Analysis is performed for the familial mutation provided only. This assay does not rule-out the presence of other mutations within this gene or within other genes that may be associated with porphyria.
Test results should be interpreted in the context of clinical findings, family history, and other laboratory data. Any error in the diagnosis or in the pedigree provided to us, including false paternity, could lead to erroneous interpretation of results.
A previous bone marrow transplant from an allogenic donor will interfere with testing. Call Mayo Medical Laboratories for instructions for testing patients who have received a bone marrow transplant.
Reference Values Describes reference intervals and additional information for interpretation of test results. May include intervals based on age and sex when appropriate. Intervals are Mayo-derived, unless otherwise designated. If an interpretive report is provided, the reference value field will state this.
An interpretive report will be provided.
Clinical References Provides recommendations for further in-depth reading of a clinical nature
1. Siegesmund M, van Tuyll van Serooskerken AM, Poblete-Gutierrez P, et al: The acute hepatic porphyrias: current status and future challenges. Best Pract Res Clin Gastroenterol 2010 Oct;24(5):593-605
2. Anderson KE, Bloomer JR, Bonkovsky HL, et al: Recommendations for the diagnosis and treatment of the acute porphyrias. Ann Intern Med 2005 Mar 15;142(6):439-450

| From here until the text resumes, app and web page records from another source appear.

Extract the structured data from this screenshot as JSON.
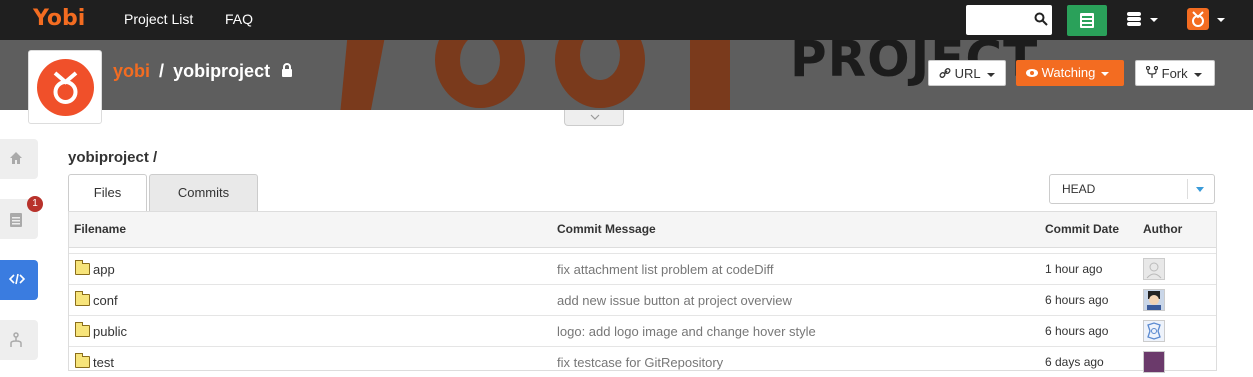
{
  "nav": {
    "brand": "Yobi",
    "links": [
      "Project List",
      "FAQ"
    ]
  },
  "project": {
    "owner": "yobi",
    "separator": "/",
    "name": "yobiproject",
    "banner_word": "PROJECT"
  },
  "header_buttons": {
    "url": "URL",
    "watching": "Watching",
    "fork": "Fork"
  },
  "side_menu": {
    "issues_badge": "1"
  },
  "breadcrumb": "yobiproject /",
  "tabs": [
    "Files",
    "Commits"
  ],
  "branch": "HEAD",
  "table": {
    "headers": [
      "Filename",
      "Commit Message",
      "Commit Date",
      "Author"
    ],
    "rows": [
      {
        "name": "app",
        "message": "fix attachment list problem at codeDiff",
        "date": "1 hour ago"
      },
      {
        "name": "conf",
        "message": "add new issue button at project overview",
        "date": "6 hours ago"
      },
      {
        "name": "public",
        "message": "logo: add logo image and change hover style",
        "date": "6 hours ago"
      },
      {
        "name": "test",
        "message": "fix testcase for GitRepository",
        "date": "6 days ago"
      }
    ]
  },
  "colors": {
    "brand": "#f36c21",
    "nav_bg": "#1f1f1f",
    "new_button": "#2aa15a",
    "active_side": "#3a7ce0"
  }
}
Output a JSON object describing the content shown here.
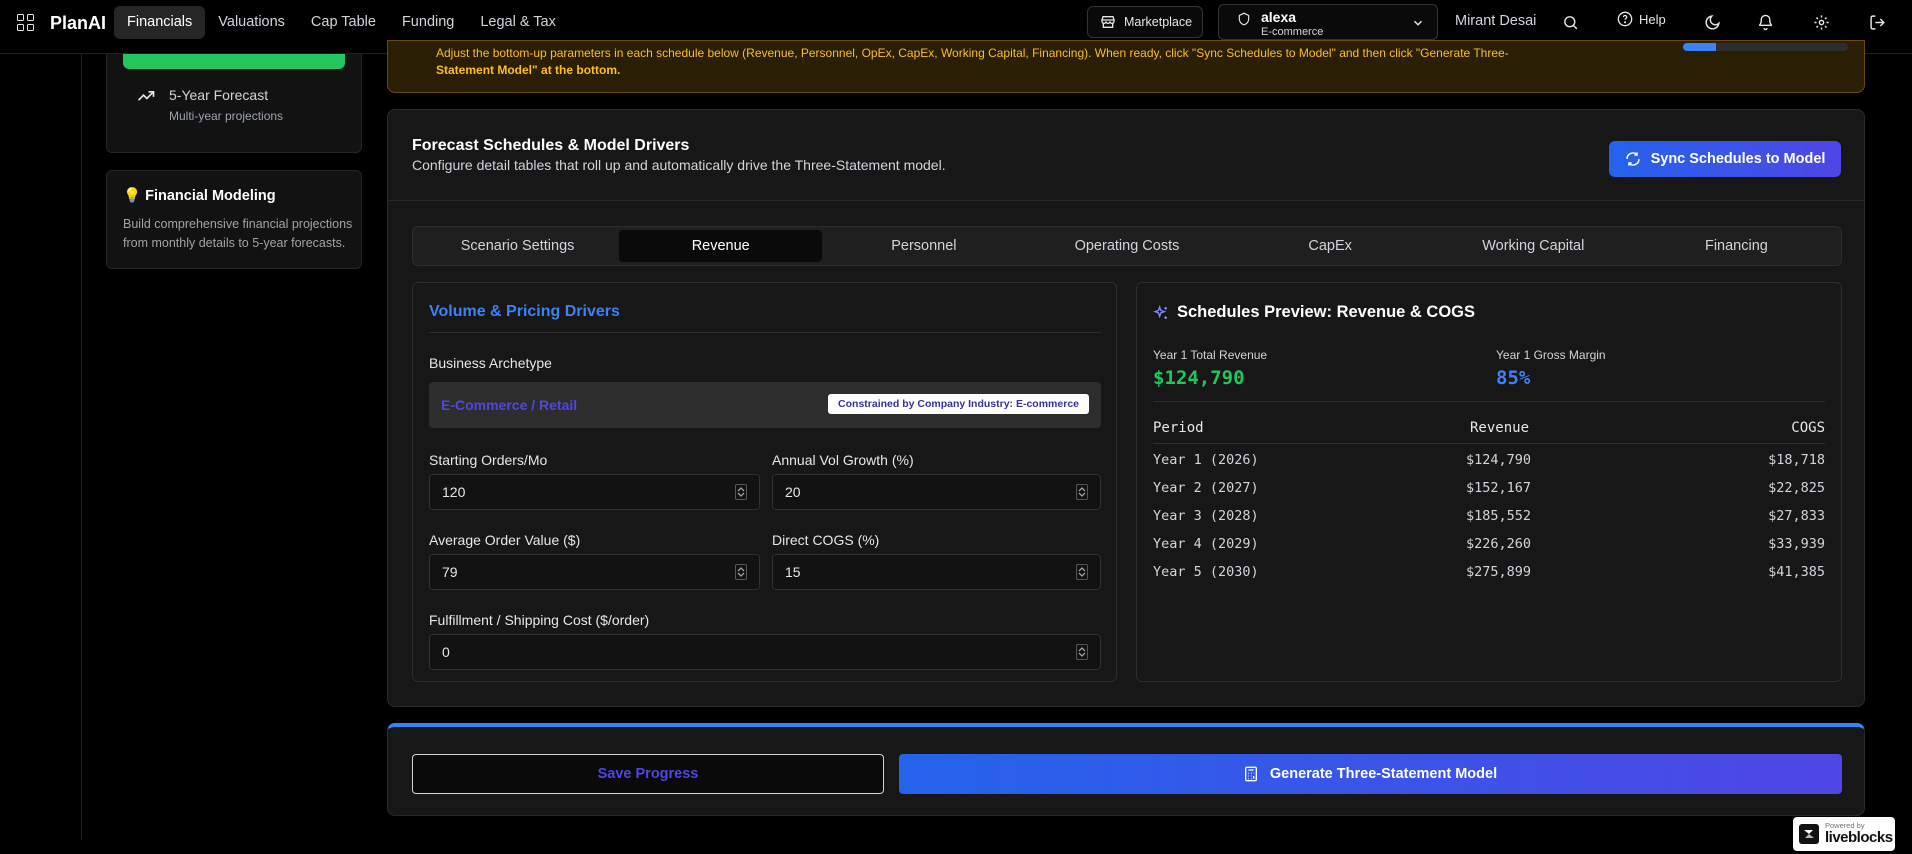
{
  "app": {
    "brand": "PlanAI",
    "nav": [
      "Financials",
      "Valuations",
      "Cap Table",
      "Funding",
      "Legal & Tax"
    ],
    "active_nav": "Financials"
  },
  "header": {
    "marketplace_label": "Marketplace",
    "org_name": "alexa",
    "org_type": "E-commerce",
    "user_name": "Mirant Desai",
    "help_label": "Help"
  },
  "sidebar": {
    "forecast_title": "5-Year Forecast",
    "forecast_sub": "Multi-year projections",
    "tip_icon": "💡",
    "tip_title": "Financial Modeling",
    "tip_text": "Build comprehensive financial projections from monthly details to 5-year forecasts."
  },
  "notice": {
    "line1": "Adjust the bottom-up parameters in each schedule below (Revenue, Personnel, OpEx, CapEx, Working Capital, Financing). When ready, click \"Sync Schedules to Model\" and then click \"Generate Three-",
    "line2": "Statement Model\" at the bottom.",
    "progress": 0.2
  },
  "panel": {
    "title": "Forecast Schedules & Model Drivers",
    "subtitle": "Configure detail tables that roll up and automatically drive the Three-Statement model.",
    "sync_label": "Sync Schedules to Model",
    "tabs": [
      "Scenario Settings",
      "Revenue",
      "Personnel",
      "Operating Costs",
      "CapEx",
      "Working Capital",
      "Financing"
    ],
    "active_tab": "Revenue"
  },
  "form": {
    "section_title": "Volume & Pricing Drivers",
    "archetype_label": "Business Archetype",
    "archetype_value": "E-Commerce / Retail",
    "archetype_badge": "Constrained by Company Industry: E-commerce",
    "starting_orders_label": "Starting Orders/Mo",
    "starting_orders_value": "120",
    "vol_growth_label": "Annual Vol Growth (%)",
    "vol_growth_value": "20",
    "aov_label": "Average Order Value ($)",
    "aov_value": "79",
    "cogs_label": "Direct COGS (%)",
    "cogs_value": "15",
    "fulfillment_label": "Fulfillment / Shipping Cost ($/order)",
    "fulfillment_value": "0"
  },
  "preview": {
    "title": "Schedules Preview: Revenue & COGS",
    "kpi1_label": "Year 1 Total Revenue",
    "kpi1_value": "$124,790",
    "kpi2_label": "Year 1 Gross Margin",
    "kpi2_value": "85%",
    "headers": [
      "Period",
      "Revenue",
      "COGS"
    ],
    "rows": [
      [
        "Year 1 (2026)",
        "$124,790",
        "$18,718"
      ],
      [
        "Year 2 (2027)",
        "$152,167",
        "$22,825"
      ],
      [
        "Year 3 (2028)",
        "$185,552",
        "$27,833"
      ],
      [
        "Year 4 (2029)",
        "$226,260",
        "$33,939"
      ],
      [
        "Year 5 (2030)",
        "$275,899",
        "$41,385"
      ]
    ]
  },
  "footer": {
    "save_label": "Save Progress",
    "generate_label": "Generate Three-Statement Model"
  },
  "badge": {
    "powered_by": "Powered by",
    "name": "liveblocks"
  },
  "colors": {
    "accent_blue": "#3b82f6",
    "indigo": "#4f46e5",
    "green": "#22c55e",
    "amber": "#fbbf24"
  }
}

3. Schmitt, C, Gouya L, Malonova E, et al: Mutations in human CPO gene predict clinical expression of either hereditary coproporphyria or erythropoietic harderoporphyria. Hum Mol Genet 2005;14(20):3089-3098